A single dose of psilocybin, the active ingredient of magic mushrooms, can lift the anxiety and depression experienced by people with advanced cancer for six months or even longer, two new studies show.
Researchers involved in the two trials in the United States say the results are remarkable. The volunteers had “profoundly meaningful and spiritual experiences” which made most of them rethink life and death, ended their despair and brought about lasting improvement in the quality of their lives.
Around 40-50% of newly diagnosed cancer patients suffer some sort of depression or anxiety. Antidepressants have little effect, particularly on the “existential” depression that can lead some to feel their lives are meaningless and contemplate suicide.
The main findings of the NYU study, which involved 29 patients, and the larger one from Johns Hopkins University with 51 patients, that a single dose of the medication can lead to immediate reduction in the depression and anxiety caused by cancer and that the effect can last up to eight months, “is unprecedented,” said Ross. “We don’t have anything like it.”
The results of the studies were very similar, with around 80% of the patients attributing moderately or greatly improved wellbeing or life satisfaction to a single high dose of the drug, given with psychotherapy support.

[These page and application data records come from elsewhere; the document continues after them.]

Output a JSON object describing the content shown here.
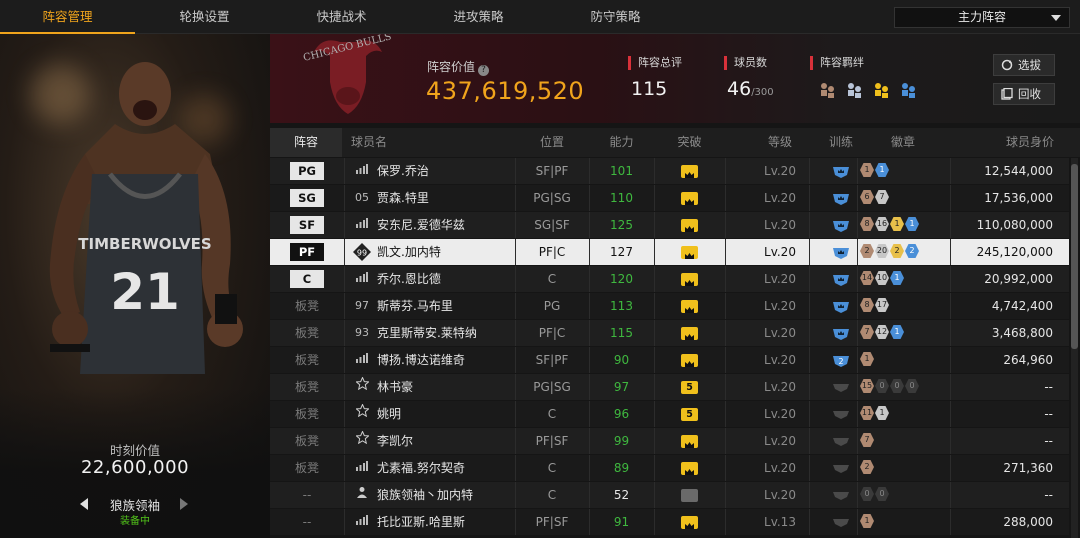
{
  "tabs": [
    {
      "label": "阵容管理",
      "active": true
    },
    {
      "label": "轮换设置",
      "active": false
    },
    {
      "label": "快捷战术",
      "active": false
    },
    {
      "label": "进攻策略",
      "active": false
    },
    {
      "label": "防守策略",
      "active": false
    }
  ],
  "lineup_select": {
    "value": "主力阵容"
  },
  "player_card": {
    "moment_label": "时刻价值",
    "moment_value": "22,600,000",
    "name": "狼族领袖",
    "status": "装备中",
    "jersey": "21",
    "team_text": "TIMBERWOLVES"
  },
  "team": {
    "logo_text": "CHICAGO BULLS",
    "value_label": "阵容价值",
    "value": "437,619,520",
    "rating_label": "阵容总评",
    "rating": "115",
    "count_label": "球员数",
    "count": "46",
    "count_max": "/300",
    "bond_label": "阵容羁绊",
    "select_button": "选拔",
    "recycle_button": "回收"
  },
  "table": {
    "headers": [
      "阵容",
      "球员名",
      "位置",
      "能力",
      "突破",
      "等级",
      "训练",
      "徽章",
      "球员身价"
    ],
    "rows": [
      {
        "slot": "PG",
        "icon": "bars-icon",
        "num": "",
        "name": "保罗.乔治",
        "pos": "SF|PF",
        "ability": "101",
        "ability_color": "green",
        "breakthrough": "gold",
        "level": "Lv.20",
        "train": "blue",
        "badges": [
          {
            "c": "bronze",
            "t": "1"
          },
          {
            "c": "blue",
            "t": "1"
          }
        ],
        "price": "12,544,000"
      },
      {
        "slot": "SG",
        "icon": "",
        "num": "05",
        "name": "贾森.特里",
        "pos": "PG|SG",
        "ability": "110",
        "ability_color": "green",
        "breakthrough": "gold",
        "level": "Lv.20",
        "train": "blue",
        "badges": [
          {
            "c": "bronze",
            "t": "6"
          },
          {
            "c": "silver",
            "t": "7"
          }
        ],
        "price": "17,536,000"
      },
      {
        "slot": "SF",
        "icon": "bars-icon",
        "num": "",
        "name": "安东尼.爱德华兹",
        "pos": "SG|SF",
        "ability": "125",
        "ability_color": "green",
        "breakthrough": "gold",
        "level": "Lv.20",
        "train": "blue",
        "badges": [
          {
            "c": "bronze",
            "t": "8"
          },
          {
            "c": "silver",
            "t": "16"
          },
          {
            "c": "gold",
            "t": "1"
          },
          {
            "c": "blue",
            "t": "1"
          }
        ],
        "price": "110,080,000"
      },
      {
        "slot": "PF",
        "icon": "diamond-icon",
        "num": "99",
        "name": "凯文.加内特",
        "pos": "PF|C",
        "ability": "127",
        "ability_color": "white",
        "breakthrough": "gold",
        "level": "Lv.20",
        "train": "blue",
        "badges": [
          {
            "c": "bronze",
            "t": "2"
          },
          {
            "c": "silver",
            "t": "20"
          },
          {
            "c": "gold",
            "t": "2"
          },
          {
            "c": "blue",
            "t": "2"
          }
        ],
        "price": "245,120,000",
        "selected": true
      },
      {
        "slot": "C",
        "icon": "bars-icon",
        "num": "",
        "name": "乔尔.恩比德",
        "pos": "C",
        "ability": "120",
        "ability_color": "green",
        "breakthrough": "gold",
        "level": "Lv.20",
        "train": "blue",
        "badges": [
          {
            "c": "bronze",
            "t": "14"
          },
          {
            "c": "silver",
            "t": "10"
          },
          {
            "c": "blue",
            "t": "1"
          }
        ],
        "price": "20,992,000"
      },
      {
        "slot": "板凳",
        "icon": "",
        "num": "97",
        "name": "斯蒂芬.马布里",
        "pos": "PG",
        "ability": "113",
        "ability_color": "green",
        "breakthrough": "gold",
        "level": "Lv.20",
        "train": "blue",
        "badges": [
          {
            "c": "bronze",
            "t": "8"
          },
          {
            "c": "silver",
            "t": "17"
          }
        ],
        "price": "4,742,400"
      },
      {
        "slot": "板凳",
        "icon": "",
        "num": "93",
        "name": "克里斯蒂安.莱特纳",
        "pos": "PF|C",
        "ability": "115",
        "ability_color": "green",
        "breakthrough": "gold",
        "level": "Lv.20",
        "train": "blue",
        "badges": [
          {
            "c": "bronze",
            "t": "7"
          },
          {
            "c": "silver",
            "t": "12"
          },
          {
            "c": "blue",
            "t": "1"
          }
        ],
        "price": "3,468,800"
      },
      {
        "slot": "板凳",
        "icon": "bars-icon",
        "num": "",
        "name": "博扬.博达诺维奇",
        "pos": "SF|PF",
        "ability": "90",
        "ability_color": "green",
        "breakthrough": "gold",
        "level": "Lv.20",
        "train": "blue2",
        "badges": [
          {
            "c": "bronze",
            "t": "1"
          }
        ],
        "price": "264,960"
      },
      {
        "slot": "板凳",
        "icon": "star-icon",
        "num": "",
        "name": "林书豪",
        "pos": "PG|SG",
        "ability": "97",
        "ability_color": "green",
        "breakthrough": "five",
        "level": "Lv.20",
        "train": "gray",
        "badges": [
          {
            "c": "bronze",
            "t": "15"
          },
          {
            "c": "dark",
            "t": "0"
          },
          {
            "c": "dark",
            "t": "0"
          },
          {
            "c": "dark",
            "t": "0"
          }
        ],
        "price": "--"
      },
      {
        "slot": "板凳",
        "icon": "star-icon",
        "num": "",
        "name": "姚明",
        "pos": "C",
        "ability": "96",
        "ability_color": "green",
        "breakthrough": "five",
        "level": "Lv.20",
        "train": "gray",
        "badges": [
          {
            "c": "bronze",
            "t": "11"
          },
          {
            "c": "silver",
            "t": "1"
          }
        ],
        "price": "--"
      },
      {
        "slot": "板凳",
        "icon": "star-icon",
        "num": "",
        "name": "李凯尔",
        "pos": "PF|SF",
        "ability": "99",
        "ability_color": "green",
        "breakthrough": "gold",
        "level": "Lv.20",
        "train": "gray",
        "badges": [
          {
            "c": "bronze",
            "t": "7"
          }
        ],
        "price": "--"
      },
      {
        "slot": "板凳",
        "icon": "bars-icon",
        "num": "",
        "name": "尤素福.努尔契奇",
        "pos": "C",
        "ability": "89",
        "ability_color": "green",
        "breakthrough": "gold",
        "level": "Lv.20",
        "train": "gray",
        "badges": [
          {
            "c": "bronze",
            "t": "2"
          }
        ],
        "price": "271,360"
      },
      {
        "slot": "--",
        "icon": "person-icon",
        "num": "",
        "name": "狼族领袖丶加内特",
        "pos": "C",
        "ability": "52",
        "ability_color": "white",
        "breakthrough": "grayc",
        "level": "Lv.20",
        "train": "gray",
        "badges": [
          {
            "c": "dark",
            "t": "0"
          },
          {
            "c": "dark",
            "t": "0"
          }
        ],
        "price": "--"
      },
      {
        "slot": "--",
        "icon": "bars-icon",
        "num": "",
        "name": "托比亚斯.哈里斯",
        "pos": "PF|SF",
        "ability": "91",
        "ability_color": "green",
        "breakthrough": "gold",
        "level": "Lv.13",
        "train": "gray",
        "badges": [
          {
            "c": "bronze",
            "t": "1"
          }
        ],
        "price": "288,000"
      }
    ]
  },
  "colors": {
    "accent": "#f0a41c",
    "ability_green": "#3fb83f",
    "selected_row": "#ececec",
    "status_red": "#d9313a"
  }
}
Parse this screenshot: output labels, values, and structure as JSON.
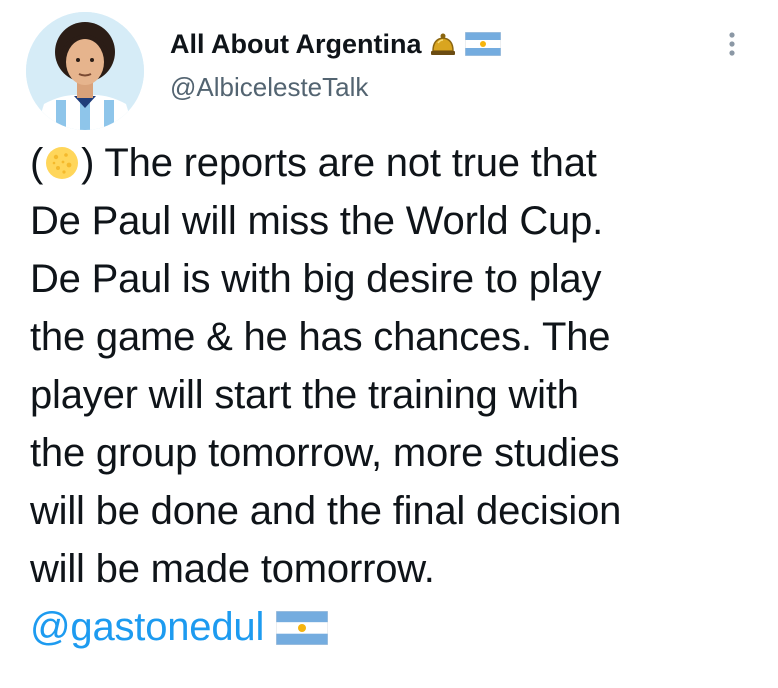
{
  "author": {
    "name": "All About Argentina",
    "handle": "@AlbicelesteTalk",
    "name_emojis": [
      "bell-icon",
      "argentina-flag-icon"
    ]
  },
  "tweet": {
    "lines": [
      {
        "before_emoji": "(",
        "emoji": "yellow-circle-icon",
        "after_emoji": ") The reports are not true that"
      },
      {
        "text": "De Paul will miss the World Cup."
      },
      {
        "text": "De Paul is with big desire to play"
      },
      {
        "text": "the game & he has chances. The"
      },
      {
        "text": "player will start the training with"
      },
      {
        "text": "the group tomorrow, more studies"
      },
      {
        "text": "will be done and the final decision"
      },
      {
        "text": "will be made tomorrow."
      }
    ],
    "mention": "@gastonedul",
    "mention_emoji": "argentina-flag-icon"
  },
  "colors": {
    "text": "#0f1419",
    "secondary": "#536471",
    "link": "#1d9bf0",
    "flag_blue": "#74acdf",
    "sun": "#f6b40e"
  }
}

Professor Roland Griffiths, of the departments of psychiatry and neuroscience who led the study at Johns Hopkins University school of medicine, said he did not expect the findings, which he described as remarkable. “I am bred as a sceptic. I was sceptical at the outset that this drug could produce long-lasting changes,” he said. These were people “facing the deepest existential questions that humans can encounter - what is the nature of life and death, the meaning of life.”
But the results were similar to those they had found in earlier studies in healthy volunteers. “In spite of their unique vulnerability and the mood disruption that the illness and contemplation of their death has prompted, these participants have the same kind of experiences, that are deeply meaningful, spiritually significant and producing enduring positive changes in life and mood and behaviour,” he said.
Governments need to get over their puritanical fear of mind altering drugs - as well as end this nonsensical division between 'acceptable' mood altering drugs and 'unacceptable' ones...link